#### Directions
Scan the entries below. List each line with "image".

● ● ●

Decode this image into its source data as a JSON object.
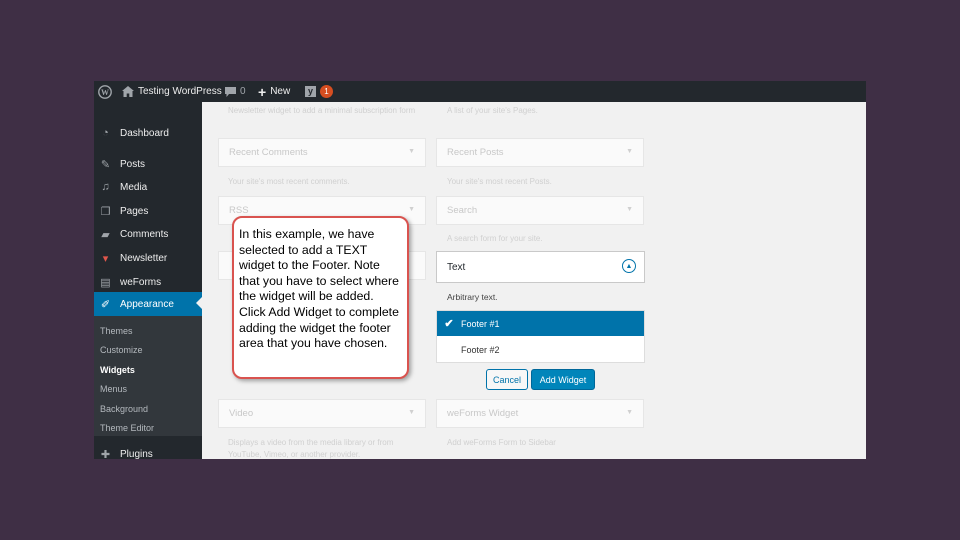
{
  "adminbar": {
    "site_name": "Testing WordPress",
    "comment_count": "0",
    "new_label": "New",
    "notification_count": "1"
  },
  "sidebar": {
    "items": [
      {
        "label": "Dashboard",
        "icon": "dashboard-icon"
      },
      {
        "label": "Posts",
        "icon": "pin-icon"
      },
      {
        "label": "Media",
        "icon": "media-icon"
      },
      {
        "label": "Pages",
        "icon": "pages-icon"
      },
      {
        "label": "Comments",
        "icon": "comment-icon"
      },
      {
        "label": "Newsletter",
        "icon": "newsletter-icon"
      },
      {
        "label": "weForms",
        "icon": "weforms-icon"
      },
      {
        "label": "Appearance",
        "icon": "brush-icon"
      },
      {
        "label": "Plugins",
        "icon": "plugin-icon"
      }
    ],
    "submenu": [
      "Themes",
      "Customize",
      "Widgets",
      "Menus",
      "Background",
      "Theme Editor"
    ],
    "current_submenu": "Widgets"
  },
  "widgets": {
    "newsletter_desc": "Newsletter widget to add a minimal subscription form",
    "pages_desc": "A list of your site's Pages.",
    "recent_comments": {
      "title": "Recent Comments",
      "desc": "Your site's most recent comments."
    },
    "recent_posts": {
      "title": "Recent Posts",
      "desc": "Your site's most recent Posts."
    },
    "rss": {
      "title": "RSS"
    },
    "search": {
      "title": "Search",
      "desc": "A search form for your site."
    },
    "video": {
      "title": "Video",
      "desc": "Displays a video from the media library or from YouTube, Vimeo, or another provider."
    },
    "weforms": {
      "title": "weForms Widget",
      "desc": "Add weForms Form to Sidebar"
    }
  },
  "chooser": {
    "widget_title": "Text",
    "description": "Arbitrary text.",
    "options": [
      "Footer #1",
      "Footer #2"
    ],
    "selected": "Footer #1",
    "cancel_label": "Cancel",
    "add_label": "Add Widget"
  },
  "callout": {
    "text": "In this example, we have selected to add a TEXT widget to the Footer. Note that you have to select where the widget will be added.  Click Add Widget to complete adding the widget the footer area that you have chosen."
  },
  "colors": {
    "accent": "#0073aa",
    "sidebar_bg": "#23282d",
    "callout_border": "#d9534f",
    "background": "#3f2f45"
  }
}
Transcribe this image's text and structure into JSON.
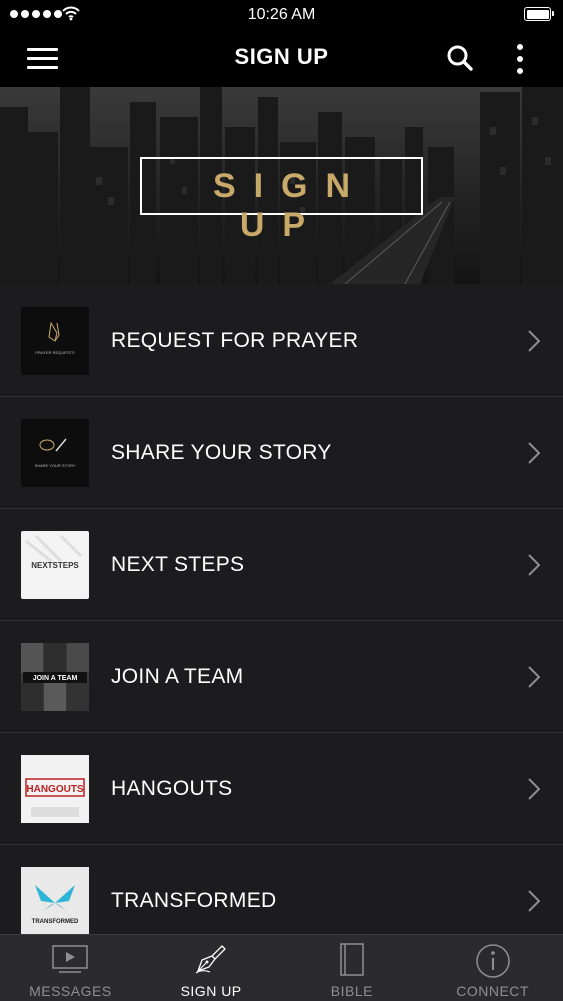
{
  "status_bar": {
    "time": "10:26 AM"
  },
  "nav": {
    "title": "SIGN UP"
  },
  "hero": {
    "title": "SIGN UP",
    "title_color": "#c9a96a"
  },
  "items": [
    {
      "label": "REQUEST FOR PRAYER",
      "thumb_text": "PRAYER REQUESTS",
      "icon": "praying-hands-icon"
    },
    {
      "label": "SHARE YOUR STORY",
      "thumb_text": "SHARE YOUR STORY",
      "icon": "speech-bubble-pen-icon"
    },
    {
      "label": "NEXT STEPS",
      "thumb_text": "NEXTSTEPS"
    },
    {
      "label": "JOIN A TEAM",
      "thumb_text": "JOIN A TEAM"
    },
    {
      "label": "HANGOUTS",
      "thumb_text": "HANGOUTS"
    },
    {
      "label": "TRANSFORMED",
      "thumb_text": "TRANSFORMED",
      "icon": "butterfly-icon"
    }
  ],
  "tabs": [
    {
      "label": "MESSAGES",
      "icon": "video-play-icon",
      "active": false
    },
    {
      "label": "SIGN UP",
      "icon": "pen-nib-icon",
      "active": true
    },
    {
      "label": "BIBLE",
      "icon": "book-icon",
      "active": false
    },
    {
      "label": "CONNECT",
      "icon": "info-circle-icon",
      "active": false
    }
  ],
  "colors": {
    "background": "#1c1c1e",
    "accent_gold": "#c9a96a",
    "tab_inactive": "#8e8e93",
    "divider": "#333333"
  }
}
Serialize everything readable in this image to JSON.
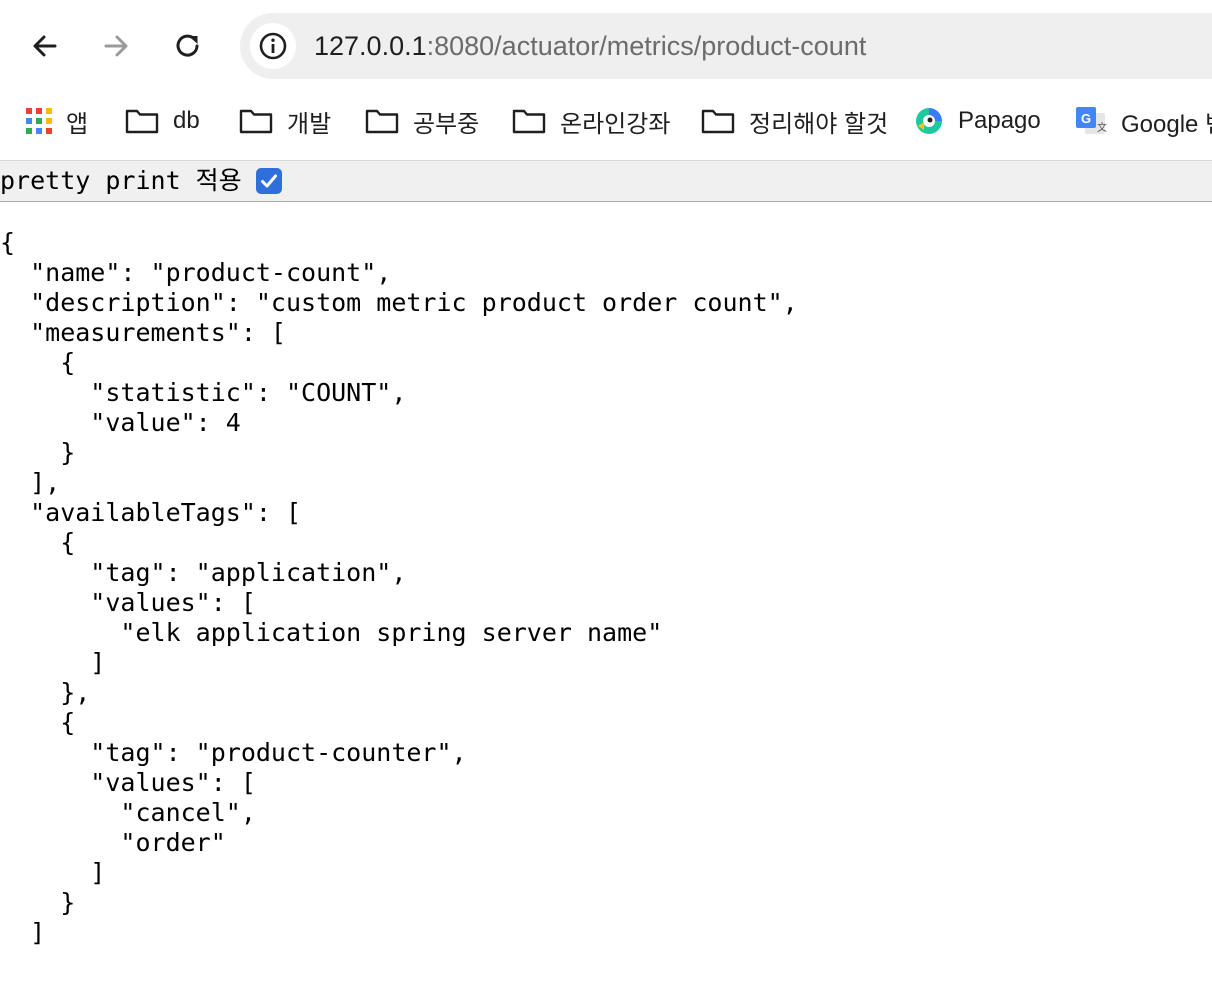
{
  "browser": {
    "url_host": "127.0.0.1",
    "url_rest": ":8080/actuator/metrics/product-count",
    "icons": {
      "back": "arrow-left-icon",
      "forward": "arrow-right-icon",
      "reload": "reload-icon",
      "site_info": "info-icon"
    }
  },
  "bookmarks": [
    {
      "label": "앱",
      "icon": "apps-grid-icon"
    },
    {
      "label": "db",
      "icon": "folder-icon"
    },
    {
      "label": "개발",
      "icon": "folder-icon"
    },
    {
      "label": "공부중",
      "icon": "folder-icon"
    },
    {
      "label": "온라인강좌",
      "icon": "folder-icon"
    },
    {
      "label": "정리해야 할것",
      "icon": "folder-icon"
    },
    {
      "label": "Papago",
      "icon": "papago-icon"
    },
    {
      "label": "Google 번",
      "icon": "google-translate-icon"
    }
  ],
  "pretty_print": {
    "label": "pretty print 적용",
    "checked": true
  },
  "json_lines": [
    "{",
    "  \"name\": \"product-count\",",
    "  \"description\": \"custom metric product order count\",",
    "  \"measurements\": [",
    "    {",
    "      \"statistic\": \"COUNT\",",
    "      \"value\": 4",
    "    }",
    "  ],",
    "  \"availableTags\": [",
    "    {",
    "      \"tag\": \"application\",",
    "      \"values\": [",
    "        \"elk application spring server name\"",
    "      ]",
    "    },",
    "    {",
    "      \"tag\": \"product-counter\",",
    "      \"values\": [",
    "        \"cancel\",",
    "        \"order\"",
    "      ]",
    "    }",
    "  ]",
    "}"
  ]
}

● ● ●

#### Exercise solution
Decode this image into its source data as a JSON object.
Transcribe this image's text and structure into JSON.
Serialize everything readable in this image to JSON.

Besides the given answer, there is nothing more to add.